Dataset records
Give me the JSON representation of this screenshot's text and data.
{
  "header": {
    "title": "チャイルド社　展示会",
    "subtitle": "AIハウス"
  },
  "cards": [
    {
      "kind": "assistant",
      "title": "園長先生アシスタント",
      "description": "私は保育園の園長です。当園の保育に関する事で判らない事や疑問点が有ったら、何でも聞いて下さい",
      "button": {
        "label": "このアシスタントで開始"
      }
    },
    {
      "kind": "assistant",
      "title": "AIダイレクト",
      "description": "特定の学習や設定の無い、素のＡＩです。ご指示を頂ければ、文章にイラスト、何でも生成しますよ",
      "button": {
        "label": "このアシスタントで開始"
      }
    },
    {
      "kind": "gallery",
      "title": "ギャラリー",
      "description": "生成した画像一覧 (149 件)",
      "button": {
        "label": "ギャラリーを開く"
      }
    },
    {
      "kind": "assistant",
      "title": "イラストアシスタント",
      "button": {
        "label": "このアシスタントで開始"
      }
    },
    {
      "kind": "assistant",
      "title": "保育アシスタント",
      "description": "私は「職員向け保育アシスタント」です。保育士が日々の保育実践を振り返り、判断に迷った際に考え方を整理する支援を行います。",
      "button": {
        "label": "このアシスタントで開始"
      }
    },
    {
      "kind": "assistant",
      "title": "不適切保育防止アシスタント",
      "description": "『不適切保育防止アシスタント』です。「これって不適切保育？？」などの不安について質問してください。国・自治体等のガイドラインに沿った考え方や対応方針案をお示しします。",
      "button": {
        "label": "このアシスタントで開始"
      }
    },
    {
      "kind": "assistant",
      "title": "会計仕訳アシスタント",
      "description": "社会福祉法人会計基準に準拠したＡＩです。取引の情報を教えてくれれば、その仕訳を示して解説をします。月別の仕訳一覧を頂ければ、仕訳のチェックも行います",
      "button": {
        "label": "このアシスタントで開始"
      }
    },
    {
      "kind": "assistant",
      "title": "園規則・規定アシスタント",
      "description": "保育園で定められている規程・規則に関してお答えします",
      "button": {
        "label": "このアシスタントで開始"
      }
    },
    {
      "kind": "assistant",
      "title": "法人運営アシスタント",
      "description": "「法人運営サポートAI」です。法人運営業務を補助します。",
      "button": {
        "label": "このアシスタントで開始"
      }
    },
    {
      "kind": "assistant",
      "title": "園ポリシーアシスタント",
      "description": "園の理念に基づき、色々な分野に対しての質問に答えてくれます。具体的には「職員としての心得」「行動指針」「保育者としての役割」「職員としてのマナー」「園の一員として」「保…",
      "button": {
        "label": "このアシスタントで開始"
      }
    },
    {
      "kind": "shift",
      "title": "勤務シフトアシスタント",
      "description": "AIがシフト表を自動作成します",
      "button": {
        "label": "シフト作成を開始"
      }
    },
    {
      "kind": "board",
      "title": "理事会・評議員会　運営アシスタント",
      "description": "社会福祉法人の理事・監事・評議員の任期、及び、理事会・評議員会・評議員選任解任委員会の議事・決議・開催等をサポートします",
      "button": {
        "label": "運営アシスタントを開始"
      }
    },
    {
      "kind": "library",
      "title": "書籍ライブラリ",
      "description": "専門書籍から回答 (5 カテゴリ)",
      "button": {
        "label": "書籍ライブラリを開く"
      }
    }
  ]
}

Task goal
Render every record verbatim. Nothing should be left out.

Answer to the exercise
Give me the JSON representation of this screenshot's text and data.
{
  "header": {
    "title": "チャイルド社　展示会",
    "subtitle": "AIハウス"
  },
  "cards": [
    {
      "kind": "assistant",
      "title": "園長先生アシスタント",
      "description": "私は保育園の園長です。当園の保育に関する事で判らない事や疑問点が有ったら、何でも聞いて下さい",
      "button": {
        "label": "このアシスタントで開始"
      }
    },
    {
      "kind": "assistant",
      "title": "AIダイレクト",
      "description": "特定の学習や設定の無い、素のＡＩです。ご指示を頂ければ、文章にイラスト、何でも生成しますよ",
      "button": {
        "label": "このアシスタントで開始"
      }
    },
    {
      "kind": "gallery",
      "title": "ギャラリー",
      "description": "生成した画像一覧 (149 件)",
      "button": {
        "label": "ギャラリーを開く"
      }
    },
    {
      "kind": "assistant",
      "title": "イラストアシスタント",
      "button": {
        "label": "このアシスタントで開始"
      }
    },
    {
      "kind": "assistant",
      "title": "保育アシスタント",
      "description": "私は「職員向け保育アシスタント」です。保育士が日々の保育実践を振り返り、判断に迷った際に考え方を整理する支援を行います。",
      "button": {
        "label": "このアシスタントで開始"
      }
    },
    {
      "kind": "assistant",
      "title": "不適切保育防止アシスタント",
      "description": "『不適切保育防止アシスタント』です。「これって不適切保育？？」などの不安について質問してください。国・自治体等のガイドラインに沿った考え方や対応方針案をお示しします。",
      "button": {
        "label": "このアシスタントで開始"
      }
    },
    {
      "kind": "assistant",
      "title": "会計仕訳アシスタント",
      "description": "社会福祉法人会計基準に準拠したＡＩです。取引の情報を教えてくれれば、その仕訳を示して解説をします。月別の仕訳一覧を頂ければ、仕訳のチェックも行います",
      "button": {
        "label": "このアシスタントで開始"
      }
    },
    {
      "kind": "assistant",
      "title": "園規則・規定アシスタント",
      "description": "保育園で定められている規程・規則に関してお答えします",
      "button": {
        "label": "このアシスタントで開始"
      }
    },
    {
      "kind": "assistant",
      "title": "法人運営アシスタント",
      "description": "「法人運営サポートAI」です。法人運営業務を補助します。",
      "button": {
        "label": "このアシスタントで開始"
      }
    },
    {
      "kind": "assistant",
      "title": "園ポリシーアシスタント",
      "description": "園の理念に基づき、色々な分野に対しての質問に答えてくれます。具体的には「職員としての心得」「行動指針」「保育者としての役割」「職員としてのマナー」「園の一員として」「保…",
      "button": {
        "label": "このアシスタントで開始"
      }
    },
    {
      "kind": "shift",
      "title": "勤務シフトアシスタント",
      "description": "AIがシフト表を自動作成します",
      "button": {
        "label": "シフト作成を開始"
      }
    },
    {
      "kind": "board",
      "title": "理事会・評議員会　運営アシスタント",
      "description": "社会福祉法人の理事・監事・評議員の任期、及び、理事会・評議員会・評議員選任解任委員会の議事・決議・開催等をサポートします",
      "button": {
        "label": "運営アシスタントを開始"
      }
    },
    {
      "kind": "library",
      "title": "書籍ライブラリ",
      "description": "専門書籍から回答 (5 カテゴリ)",
      "button": {
        "label": "書籍ライブラリを開く"
      }
    }
  ]
}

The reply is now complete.